It turns out that watching paint mix is a heck of a lot more interesting than watching paint dry. French director Thomas Blanchard shot this lovely short of colored paints, oil, milk, and honey as they mix and bead under a macro lens. He says the video is intended as “an analogy of feelings such as anger, love, sadness and joy [as they] they mix and eventually ease.” If you liked this also check out similar liquid experiments by Ruslan Khasanov.
This exceedingly clever animation by artist Alan Warburton transforms two compositions from J.S. Bach’s The Well Tempered Clavier (Prelude and Fugue in C Major) into a visual interpretation of music. Warburton used a form of graphical notation manifested as thousands of fluorescent light bulbs mounted around a gallery space and parking garage. As each light pops on in sync with the music, the bulb shape correlates with with length and pitch of each note.
You can learn more about how Warburton and a team of programmers and sound designers created the piece over on Sinfini Music who commissioned the piece. Music performed by Pierre-Laurent Aimard.
Austrian director and visual artist Clemens Wirth created this gorgeous visual feast of gravitational experiments called Gravity. With the exception of a segment depicting digital black fabric, all the visuals were made with practical effects inside a special rig that can be rotated 360° with or without the camera. Wirth says he found inspiration both from the film Inception, and a similar project from a few years ago by Feedme Design. (via swissmiss, Vimeo Staff Picks)
Trying to describe this short film by artist Daniel Crooks (previously) is a bit challenging, but once you start watching you’ll get the idea. Crooks filmed narrow passages, alleys, and other nooks and crannies that he stitched together into this seemingly infinite corridor. Make sure to turn up the volume or put on some headphones, Byron Scullin‘s sound design adds an entirely different dimension. The piece was originally commissioned by Silvia and Michael Kantor for the National Gallery of Victoria, Melbourne.
The above clip is a trailer of sorts for an upcoming non-verbal film titled Prograve by Italian filmmaker and documentarist Sandro Bocci. The feature is billed as (translated from Italian) “an experimental film orbiting scientific and philosophical reflections on time and space, and that through various shooting techniques, fields of magnification, and an exciting soundtrack, weaves a web between science and magic.” The section shown here depicts beautiful macro timelapses of coral, sponges and other aquatic wildlife filmed under ultraviolet light.
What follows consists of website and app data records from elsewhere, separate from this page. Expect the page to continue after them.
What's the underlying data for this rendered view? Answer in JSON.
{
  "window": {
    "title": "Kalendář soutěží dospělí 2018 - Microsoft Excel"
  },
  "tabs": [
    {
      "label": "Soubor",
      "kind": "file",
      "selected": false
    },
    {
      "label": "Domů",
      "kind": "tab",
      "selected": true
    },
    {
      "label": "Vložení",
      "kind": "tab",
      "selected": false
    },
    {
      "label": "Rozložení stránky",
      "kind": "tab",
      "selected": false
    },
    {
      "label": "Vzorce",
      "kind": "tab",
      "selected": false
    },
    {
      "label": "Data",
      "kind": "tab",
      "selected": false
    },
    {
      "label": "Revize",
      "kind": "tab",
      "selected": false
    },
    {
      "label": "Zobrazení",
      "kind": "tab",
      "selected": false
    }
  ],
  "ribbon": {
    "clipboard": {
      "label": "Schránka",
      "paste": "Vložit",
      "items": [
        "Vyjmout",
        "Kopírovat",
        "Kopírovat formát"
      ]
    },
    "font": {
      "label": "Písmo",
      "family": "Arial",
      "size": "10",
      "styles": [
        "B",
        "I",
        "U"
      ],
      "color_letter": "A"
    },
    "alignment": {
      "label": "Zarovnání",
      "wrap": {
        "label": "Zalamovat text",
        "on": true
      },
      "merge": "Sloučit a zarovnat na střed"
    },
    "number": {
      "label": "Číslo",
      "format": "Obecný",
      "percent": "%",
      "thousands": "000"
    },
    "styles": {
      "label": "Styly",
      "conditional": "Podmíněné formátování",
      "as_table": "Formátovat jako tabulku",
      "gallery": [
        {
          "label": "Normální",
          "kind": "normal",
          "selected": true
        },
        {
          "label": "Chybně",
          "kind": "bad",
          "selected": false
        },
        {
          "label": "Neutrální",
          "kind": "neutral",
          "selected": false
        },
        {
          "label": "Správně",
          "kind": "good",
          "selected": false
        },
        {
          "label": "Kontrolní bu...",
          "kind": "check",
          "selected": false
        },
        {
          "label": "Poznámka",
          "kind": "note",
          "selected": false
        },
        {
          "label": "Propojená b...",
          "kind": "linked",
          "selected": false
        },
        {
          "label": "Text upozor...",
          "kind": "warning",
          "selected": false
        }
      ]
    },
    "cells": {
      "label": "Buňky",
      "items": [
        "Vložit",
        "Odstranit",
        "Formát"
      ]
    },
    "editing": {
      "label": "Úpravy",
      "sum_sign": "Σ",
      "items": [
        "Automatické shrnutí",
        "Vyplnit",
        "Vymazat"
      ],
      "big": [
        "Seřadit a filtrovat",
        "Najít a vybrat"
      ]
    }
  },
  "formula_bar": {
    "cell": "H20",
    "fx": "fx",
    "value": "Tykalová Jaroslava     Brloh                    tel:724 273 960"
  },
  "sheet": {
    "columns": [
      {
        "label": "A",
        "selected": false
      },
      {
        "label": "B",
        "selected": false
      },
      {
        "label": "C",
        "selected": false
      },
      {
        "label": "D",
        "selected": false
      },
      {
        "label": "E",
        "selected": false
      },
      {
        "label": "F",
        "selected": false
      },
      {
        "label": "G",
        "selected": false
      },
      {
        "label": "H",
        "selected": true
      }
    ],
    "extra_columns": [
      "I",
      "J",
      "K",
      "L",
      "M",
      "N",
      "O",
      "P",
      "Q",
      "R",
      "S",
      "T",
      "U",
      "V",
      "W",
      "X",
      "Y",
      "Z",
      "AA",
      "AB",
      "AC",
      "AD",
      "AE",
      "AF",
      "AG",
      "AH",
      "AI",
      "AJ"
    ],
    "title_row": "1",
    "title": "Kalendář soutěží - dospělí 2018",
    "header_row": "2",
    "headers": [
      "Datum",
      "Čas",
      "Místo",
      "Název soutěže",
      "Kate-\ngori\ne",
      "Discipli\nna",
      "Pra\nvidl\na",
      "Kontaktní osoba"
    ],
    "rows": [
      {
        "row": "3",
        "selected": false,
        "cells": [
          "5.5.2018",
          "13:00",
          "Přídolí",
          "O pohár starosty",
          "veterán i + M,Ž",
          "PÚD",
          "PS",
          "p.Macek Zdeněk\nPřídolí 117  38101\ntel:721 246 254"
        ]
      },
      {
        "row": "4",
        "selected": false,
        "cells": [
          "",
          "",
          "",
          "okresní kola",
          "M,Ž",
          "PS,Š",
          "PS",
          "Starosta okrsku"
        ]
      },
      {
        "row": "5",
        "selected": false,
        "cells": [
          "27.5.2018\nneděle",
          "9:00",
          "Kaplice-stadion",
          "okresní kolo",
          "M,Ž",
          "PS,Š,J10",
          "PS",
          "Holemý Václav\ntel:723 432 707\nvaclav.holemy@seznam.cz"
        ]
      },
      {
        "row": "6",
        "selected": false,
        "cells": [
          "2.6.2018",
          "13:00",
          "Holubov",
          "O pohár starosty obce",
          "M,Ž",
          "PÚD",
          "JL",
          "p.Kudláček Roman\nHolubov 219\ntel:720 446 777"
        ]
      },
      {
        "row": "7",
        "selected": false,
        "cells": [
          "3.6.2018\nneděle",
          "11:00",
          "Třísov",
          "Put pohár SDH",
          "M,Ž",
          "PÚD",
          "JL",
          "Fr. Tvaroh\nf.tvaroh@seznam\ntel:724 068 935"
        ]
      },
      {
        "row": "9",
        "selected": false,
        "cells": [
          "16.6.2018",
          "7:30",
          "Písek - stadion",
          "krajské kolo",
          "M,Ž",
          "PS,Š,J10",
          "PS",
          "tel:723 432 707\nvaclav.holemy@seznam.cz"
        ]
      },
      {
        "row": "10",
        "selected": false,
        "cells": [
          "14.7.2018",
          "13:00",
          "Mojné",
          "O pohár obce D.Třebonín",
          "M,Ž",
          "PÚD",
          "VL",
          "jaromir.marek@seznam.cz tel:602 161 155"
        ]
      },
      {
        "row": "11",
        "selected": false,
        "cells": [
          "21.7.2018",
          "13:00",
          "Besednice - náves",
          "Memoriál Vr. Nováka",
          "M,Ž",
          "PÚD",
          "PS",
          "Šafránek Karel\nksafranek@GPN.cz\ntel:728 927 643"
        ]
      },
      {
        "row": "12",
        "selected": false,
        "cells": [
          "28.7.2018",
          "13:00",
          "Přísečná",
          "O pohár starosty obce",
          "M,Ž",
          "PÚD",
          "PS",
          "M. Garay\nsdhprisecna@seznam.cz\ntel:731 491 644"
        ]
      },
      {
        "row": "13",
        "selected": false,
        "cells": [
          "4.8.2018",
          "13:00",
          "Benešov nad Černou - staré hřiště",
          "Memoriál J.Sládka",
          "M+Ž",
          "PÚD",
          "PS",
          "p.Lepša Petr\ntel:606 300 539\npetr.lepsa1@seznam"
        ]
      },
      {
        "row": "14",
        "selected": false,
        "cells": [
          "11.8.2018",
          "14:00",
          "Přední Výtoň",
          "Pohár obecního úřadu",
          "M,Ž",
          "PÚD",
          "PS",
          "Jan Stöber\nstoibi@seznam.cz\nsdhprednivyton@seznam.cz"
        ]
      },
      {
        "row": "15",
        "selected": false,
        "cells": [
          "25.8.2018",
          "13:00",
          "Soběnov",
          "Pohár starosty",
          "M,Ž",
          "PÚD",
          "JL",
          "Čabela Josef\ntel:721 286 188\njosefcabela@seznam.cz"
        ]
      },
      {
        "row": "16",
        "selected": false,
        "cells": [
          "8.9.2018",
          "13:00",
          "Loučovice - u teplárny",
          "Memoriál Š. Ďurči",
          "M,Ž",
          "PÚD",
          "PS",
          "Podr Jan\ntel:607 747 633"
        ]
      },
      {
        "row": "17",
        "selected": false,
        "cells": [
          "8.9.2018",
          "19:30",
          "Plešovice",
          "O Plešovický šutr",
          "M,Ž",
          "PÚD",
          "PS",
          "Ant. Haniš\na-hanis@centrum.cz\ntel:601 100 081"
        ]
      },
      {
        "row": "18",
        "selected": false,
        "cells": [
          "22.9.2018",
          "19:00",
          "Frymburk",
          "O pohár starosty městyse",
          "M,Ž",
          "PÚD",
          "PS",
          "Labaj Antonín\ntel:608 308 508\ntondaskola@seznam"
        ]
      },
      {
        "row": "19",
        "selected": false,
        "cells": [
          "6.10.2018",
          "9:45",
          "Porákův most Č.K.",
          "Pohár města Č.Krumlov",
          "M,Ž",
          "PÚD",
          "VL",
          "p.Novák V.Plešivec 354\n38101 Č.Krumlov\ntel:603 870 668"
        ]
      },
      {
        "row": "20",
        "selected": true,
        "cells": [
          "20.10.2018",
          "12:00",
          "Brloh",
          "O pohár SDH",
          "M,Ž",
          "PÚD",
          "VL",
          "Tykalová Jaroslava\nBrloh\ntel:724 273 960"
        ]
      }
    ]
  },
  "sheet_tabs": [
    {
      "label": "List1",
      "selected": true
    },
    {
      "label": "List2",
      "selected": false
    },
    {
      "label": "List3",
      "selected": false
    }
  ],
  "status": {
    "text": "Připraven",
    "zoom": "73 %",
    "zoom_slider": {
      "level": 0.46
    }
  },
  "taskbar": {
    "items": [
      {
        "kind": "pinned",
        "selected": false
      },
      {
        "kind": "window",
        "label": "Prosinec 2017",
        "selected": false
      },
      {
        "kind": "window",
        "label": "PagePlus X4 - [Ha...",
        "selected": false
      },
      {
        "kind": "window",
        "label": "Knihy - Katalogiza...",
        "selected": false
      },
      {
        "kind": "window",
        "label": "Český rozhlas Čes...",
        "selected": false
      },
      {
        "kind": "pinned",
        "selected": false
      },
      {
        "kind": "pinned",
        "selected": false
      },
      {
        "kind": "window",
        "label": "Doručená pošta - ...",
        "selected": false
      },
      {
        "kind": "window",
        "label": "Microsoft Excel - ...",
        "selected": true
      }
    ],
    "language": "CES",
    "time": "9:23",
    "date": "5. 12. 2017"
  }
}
You can see additional stills from the upcoming film here. Music by Maurizio Morganti. (via Vimeo Staff Picks, Coudal)
Videographer Paul Parker used the ‘echo’ effect in video editing software After Effects to show the flight paths of birds near his home in Cornwall, UK. Parker also filmed birds flying past his window for an hour and compressed it into just a few seconds to show what it would look like if they all flew by at once. Artist Dennis Hlynsky uses the same effect any many of his own bird and insect videos seen here previously. (via Kottke)